Step Up Your Literature Game: Marking Up and Annotating Books
Do you want to improve your ability to comprehend and think deeply about the literature you read? Mark up your book! Many students are encouraged to annotate their texts, but few know how to do this effectively. Commonly, students underline or highlight long sections of text that stand out to them, but later wonder why they chose that particular section to emphasize.
A few getting started tips:
It is important for students to come up with a system that works for them. Parents that don’t want books scrawled in could buy Post-It Notes that students could stick into their books or even provide a special notebook to take notes in (just be sure your notes include the page numbers for your observations so that you can find important sections later on!).
Also, I highly recommend that students read the book for enjoyment first – to “live” in the literature, get to know the characters and plot, and just experience the book and fully immerse themselves in it. Many of the works chosen in literature courses are what we call “Great Books” – and as a teacher passionate about literature, it always makes me a little sad when students are so concerned about getting every detail right that they miss the joy and brilliance of the work itself.
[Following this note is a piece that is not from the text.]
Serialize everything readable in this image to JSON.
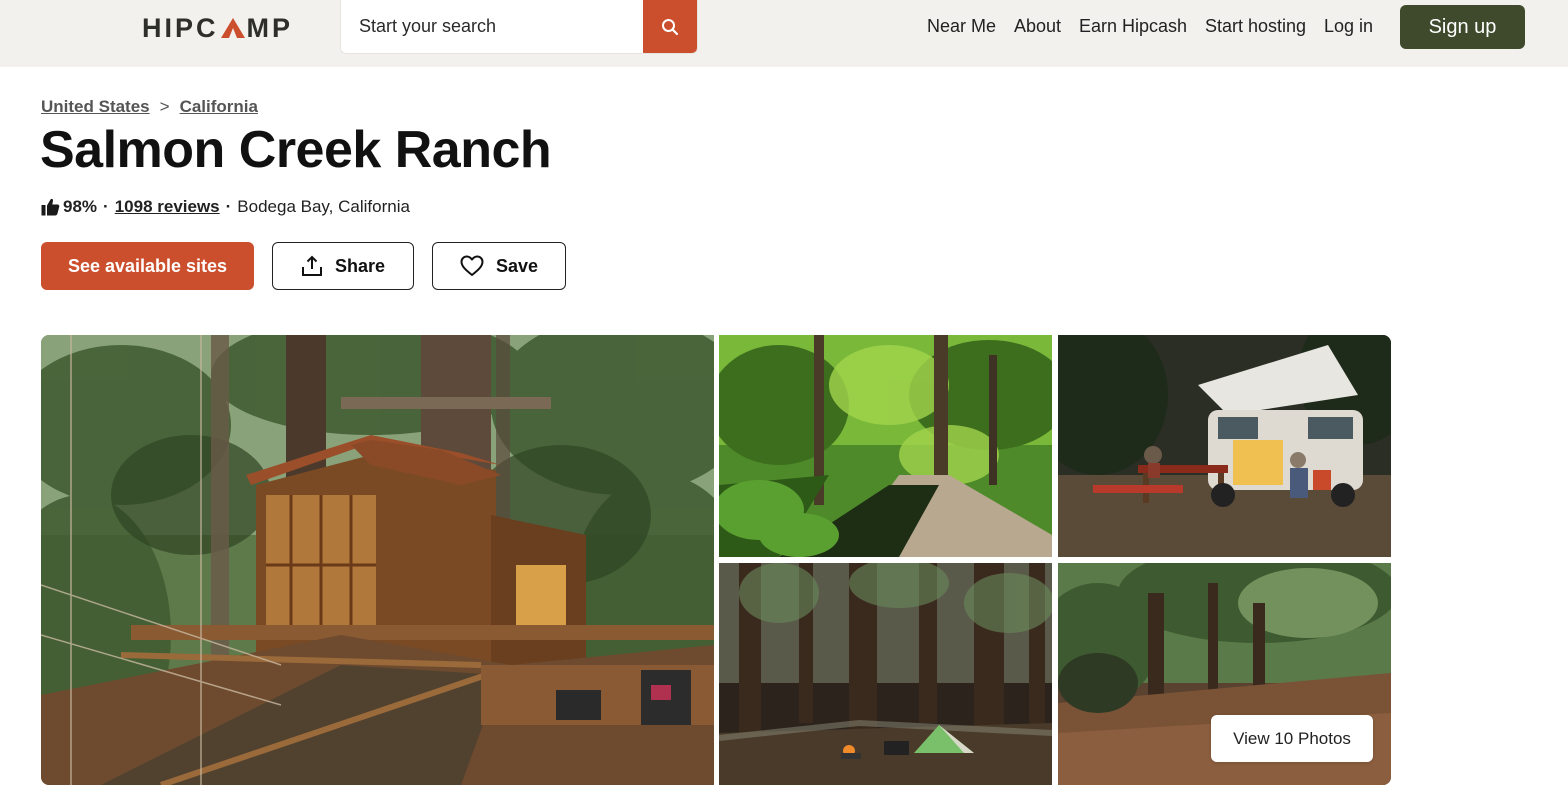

Students only get to experience a great work of literature for the first time once – so just enjoy it the first time through the week’s assignment. Then, go back a second time and mark it up – this time thinking and processing through what you read on a deeper level.
What do I mark?
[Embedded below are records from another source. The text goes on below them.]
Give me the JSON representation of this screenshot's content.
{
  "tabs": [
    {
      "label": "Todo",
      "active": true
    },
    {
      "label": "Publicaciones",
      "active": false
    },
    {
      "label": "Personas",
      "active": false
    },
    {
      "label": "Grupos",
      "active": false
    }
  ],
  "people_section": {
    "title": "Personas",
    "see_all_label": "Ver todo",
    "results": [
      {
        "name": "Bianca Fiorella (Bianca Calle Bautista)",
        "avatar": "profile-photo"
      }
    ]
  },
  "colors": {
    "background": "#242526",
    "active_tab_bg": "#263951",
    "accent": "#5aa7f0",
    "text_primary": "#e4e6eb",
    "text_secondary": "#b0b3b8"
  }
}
While it isn’t necessary to hit every one of these points, and every novel won’t contain each item, here are some areas to think about and intentionally consider making notes on:
- Unfamiliar words or cultural/historical references – then go look them up!
- Literary elements you find (try to guess what your instructor will discuss in class and find them before they are mentioned!)
- Connections you can make in the literature – to your own experiences, other works, or examples you have seen in “real life”
- Questions you have, or sections you don’t understand
- Plot and character development observations
- Have a conversation with the author – ask questions, applaud or critique the work in your notes – what do you love or despise about what you just read and WHY
- Favorite or poignant passages or quotes
Marking up your texts will increase your engagement and what you get out of class since you’ll be more thoroughly prepared for discussion than if you had only done a cursory or “light read.” It will also greatly increase your comprehension and assist you in writing papers as sections you found important are easily found and referenced.
Webb, Burt. “Twelve Ways to Mark Up a Book.” Open Loops, 20 Feb 2006. http://hwebbjr.typepad.com/openloops/2006/02/twelve_ways_to_.html. Accessed 29 June, 2017.
Jenny Cutler graduated in 2005 with a B.A. in Education, and in 2012 with a Master’s Degree in Multicultural Education, both from Eastern University. Jenny taught in both private and public schools until she had her first child and decided to stay home with him. She was a children’s ministry director in her local church for 6 years and ran a tutoring business during that time. Most recently she has taught English classes online to homeschool students, and she serves as a volunteer teacher in the local homeschool co-op her children attend.
Jenny is passionate about seeing students develop a love of literature, as she believes that good books can teach both critical thinking and compassion towards others. She is a voracious reader herself and especially loves seeing students that are not naturally bookworms connect deeply with a work they didn’t expect.
Jenny lives on an orchard in rural Michigan with her husband, children, flock of chickens, mischievous goats, and lazy old corgi. When she’s not homeschooling her children or teaching online, she can be found outdoors with her critters or in the garden, trying out a new recipe, or with her nose in a book.